Theological Hypocrisy and Humility
Something that Reformed believers are regularly rebuked for is their passion for exposing false prophecy and unbiblical teaching. I’ve been as “guilty” of this passion as the next person, and I say “guilty” because I definitely don’t hold the popular opinion that exposing false doctrine is on the Top Three Worst Sins list, if such a list existed. But I truly have been guilty in the past of forgetting love and humility in my effort to declare the legitimate dangers of bad theology. I had a notorious “cage stage” experience just as many of my Reformed brothers and sisters have had, but I came out of it as I was discipled by wiser believers who cautioned me against my pride and demonstrated a more hopeful and humble attitude in their own proclamation of truth.
That is, a large chunk of my emergence from this unsavory stage of personal Reformation is due to the wise counsel of others. Another very big part of it is due to the Holy Spirit gradually revealing the hypocrisy of my own heart to me. Anger toward false doctrine and teaching is tricky in this way. It blinds us to the fact that the command to “test everything” (1 Thessalonians 5:21) applies to our own heart just as much as it applies to Joel Osteen, Benny Hinn, and so on.
I had my elder interview recently in the process of applying for membership at my husband’s church, and something I noticed when I wrote down my testimony of faith at home that same morning was that so much of my journey of regeneration is marked by struggles with false teaching. Many of the early years of my walk with Christ are stained with anxiety, depression, secret sin, and periods of stagnation that were all connected to my indulgence in bad doctrines and unbiblical resources. The God whom my anguished soul knew it needed couldn’t be found in the places I was looking for Him.
Once I was met with the true gospel of Christ and my soul felt the benefit of sound teaching, I admit I became a bit of a zealot. And like many others, my zeal for truth and fiery anger toward falsehood was, for the most part, motivated by true love for the gospel and a concern for the people we left behind in the world of false teaching. Yet the fact of the matter is that this zeal was also fueled by personal regret, and I became blinded and hindered in my anger. I should have been more sad and heartbroken at the thought of people being deceived by false gospels as I had been; instead, I was angry at them for being so ignorant and blind. I forgot how easily I had fallen into the same traps and how convinced I was in the moment that the poisonous lies being fed to me were truth and life.

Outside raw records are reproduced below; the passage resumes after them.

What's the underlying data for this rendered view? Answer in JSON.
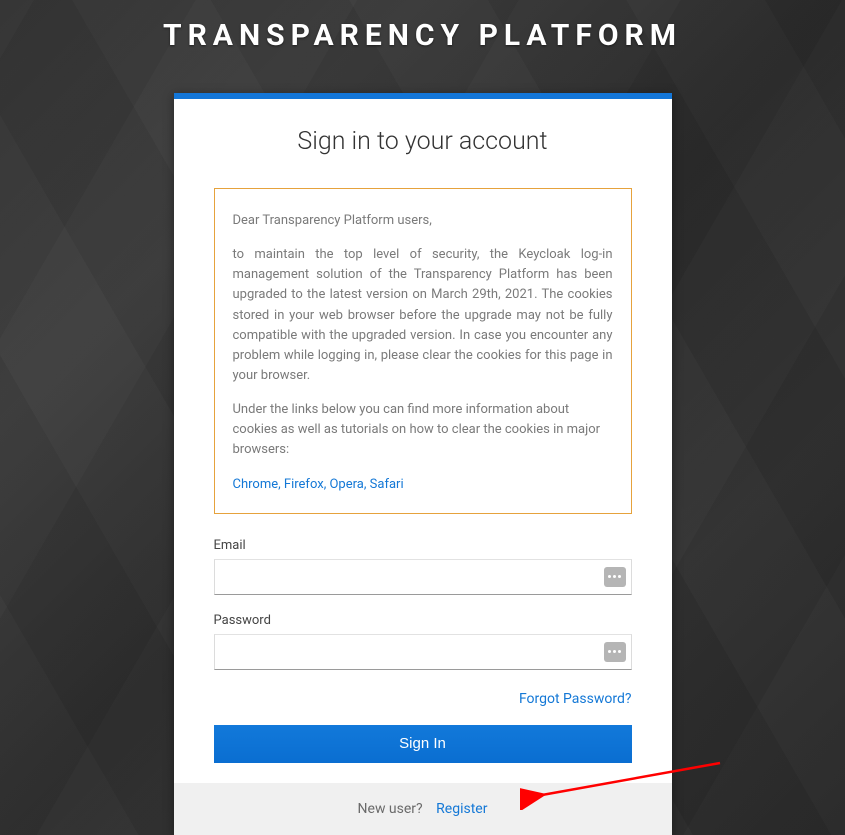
{
  "page_title": "TRANSPARENCY PLATFORM",
  "card": {
    "heading": "Sign in to your account",
    "notice": {
      "greeting": "Dear Transparency Platform users,",
      "para1": "to maintain the top level of security, the Keycloak log-in management solution of the Transparency Platform has been upgraded to the latest version on March 29th, 2021. The cookies stored in your web browser before the upgrade may not be fully compatible with the upgraded version. In case you encounter any problem while logging in, please clear the cookies for this page in your browser.",
      "para2": "Under the links below you can find more information about cookies as well as tutorials on how to clear the cookies in major browsers:",
      "links": {
        "chrome": "Chrome",
        "firefox": "Firefox",
        "opera": "Opera",
        "safari": "Safari"
      }
    },
    "form": {
      "email_label": "Email",
      "email_value": "",
      "password_label": "Password",
      "password_value": "",
      "forgot": "Forgot Password?",
      "signin": "Sign In"
    },
    "footer": {
      "new_user": "New user?",
      "register": "Register"
    }
  },
  "colors": {
    "accent": "#1376d8",
    "notice_border": "#e6a23c",
    "annotation": "#ff0000"
  }
}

Even more than that, I became blind to the places in my own heart and life that weren’t yet submitting to the truths my mouth proclaimed.
How many times have I spoken out against “prosperity” teaching while at the same time feeling my heart recoil from thoughts of God’s goodness in seasons of suffering and loss? How many times have I rebuked works-based salvation while at the same time basing my own personal assurance on how well I kept God’s commands, struggled to remain faithful in prayer, or “achieved” adequate repentance? How many times have I proclaimed the truth of His sovereignty while at the same time insisting on having things go according to my preferred plan?
Of course this doesn’t mean that the truths I’ve assented to are false or that the errors I’ve openly cursed are true. What it does mean is that my concern for biblical truth has no place being spoken by my mouth or being typed by my hands except in an attitude of humility, love, and compassion.
Maybe you feel convicted of the same hypocrisy (or maybe you don’t). Regardless, we cannot afford to brush over the fact that false teaching can linger in the heart of sinful human beings for a long time to come - even after their sincere attempts to uproot it. False gospels are many-headed monsters. They are intricately woven tapestries. This reality should give us greater diligence in the work of exposing evil (Ephesians 5:11). And even more than that, it should give us a humble confidence in God, as He is the ultimate advocate for truth and His insight into the human soul surpasses any work of revelation we can produce with our own sinful hearts and hands.
About the Author
Jessica Hageman is a native to the Appalachian mountains of Asheville, North Carolina, although she now resides in northern Virginia with her husband. She has been a lover of reading since elementary school and a lover of Christ since high school. She is a full time English major, in hopes that her studies will help her more effectively minister to other through written words. Her favorite things in the world are British tea, old books, autumn leaves, dry humor, and rainy weather. Her goal as a writer is to demonstrate how the Gospel, objective truth, and sound theology are not only applicable, but essential, to all aspects of life as a woman, especially in a world that celebrates sin, false doctrine, and self-sufficiency.